Serving Bay Area Communities
Team Up For Youth helps create after-school sports opportunities for girls and boys that build their confidence and skills, connect them to mentors, and improve their prospects in school and in life. Photo: Ingrid Weise
William and Flora Hewlett had a deep and abiding commitment to the community in which they lived. Today, their Foundation provides support to a range of vital nonprofit organizations that offer services to disadvantaged communities in the Bay Area and Central Valley.
Drawing from the expertise of its Education, Performing Arts, Environment, and Population programs, the Foundation makes grants directly and through intermediaries to address some of the region's most pressing social problems. Here's a sampling:
Recognizing that a good education is crucial to both economic well-being and the creation of well-rounded citizens, the Foundation supports reform in some of the region's most troubled schools. Working through the New Teacher Center at the University of California Santa Cruz, the Foundation's support has improved the quality of education in East Palo Alto and offered a model for use elsewhere. In addition to significantly raising student achievement scores, intense teacher mentoring has improved working conditions and more than tripled the rate of teacher retention to more than 85 percent.
The arts offer another opportunity to change young lives. At Larkin Street Youth Services in San Francisco's Tenderloin neighborhood, staffers work to divert homeless and runaway youths from sex work, drugs, and crime. With Hewlett support, Larkin Street has developed a performing arts program that provides homeless youth with the opportunity to gain confidence in their creativity, exit street life, and make the transition to adult independence. In a very different setting, Los Cenzontles Mexican Arts Center in San Pablo, which emphasizes serving youth, provides education in a variety of Mexican art forms, sponsors cultural exchanges between the United States and Mexico, and develops community awareness of Mexican heritage through the arts. The Foundation supports Los Cenzontles with multiyear general operating funds.
Poor communities often have fewer neighborhood parks, a fact that the Foundation's Environment Program works to correct through grants to the Trust for Public Land. The Trust's Bay Area Parks for People Program works to refurbish urban parks throughout the Bay Area, typically engaging the surrounding community in the process.
The Foundation's Population Program makes grants in the San Francisco Bay Area and California's Central Valley to reduce teen pregnancy – particularly in disadvantaged communities. In San Francisco's Bayview Hunters Point neighborhood, one Foundation grantee, the 3rd Street Youth Center and Clinic, goes beyond pregnancy counseling to give local kids a full-service medical clinic as well as a safe place to just hang out. In California's Central Valley, a fast-growing region with the state's highest teen pregnancy rates, the Foundation supports the Fresno Regional Foundation in its work to expand services to prevent teen pregnancy.

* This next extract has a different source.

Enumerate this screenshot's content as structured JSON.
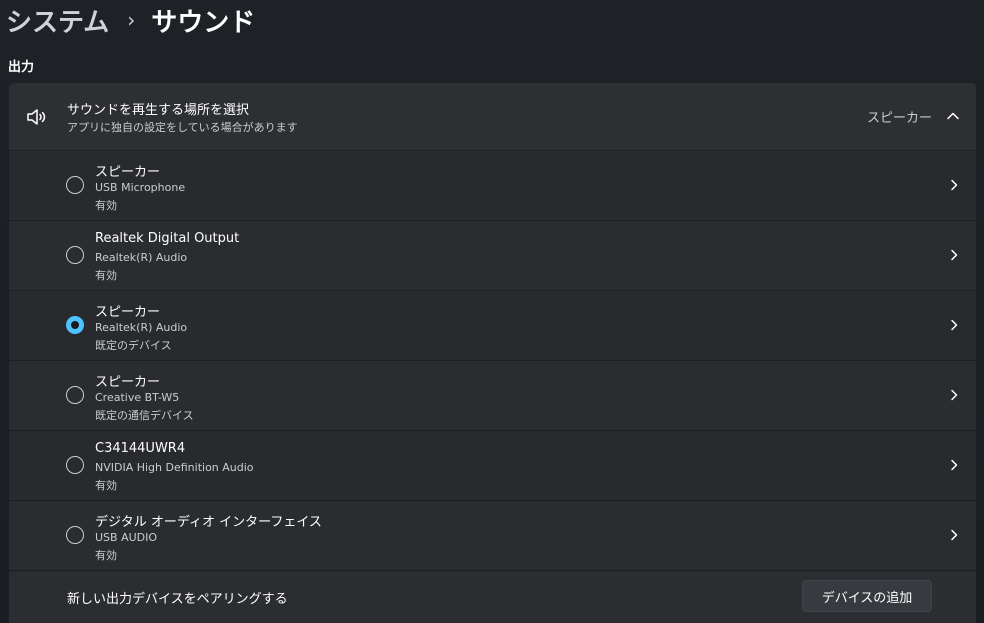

In short, the Hewlett family's founding commitment to community continues to find fresh expression across the region as it helps to solve a host of social problems.
The Environment Program accepts unsolicited Letters of Inquiry for its Serving Bay Area Communities grantmaking. For more information, please click here.
All other Hewlett Foundation programs are not accepting unsolicited Letters of Inquiry for Serving Bay Area Communities grantmaking at this time.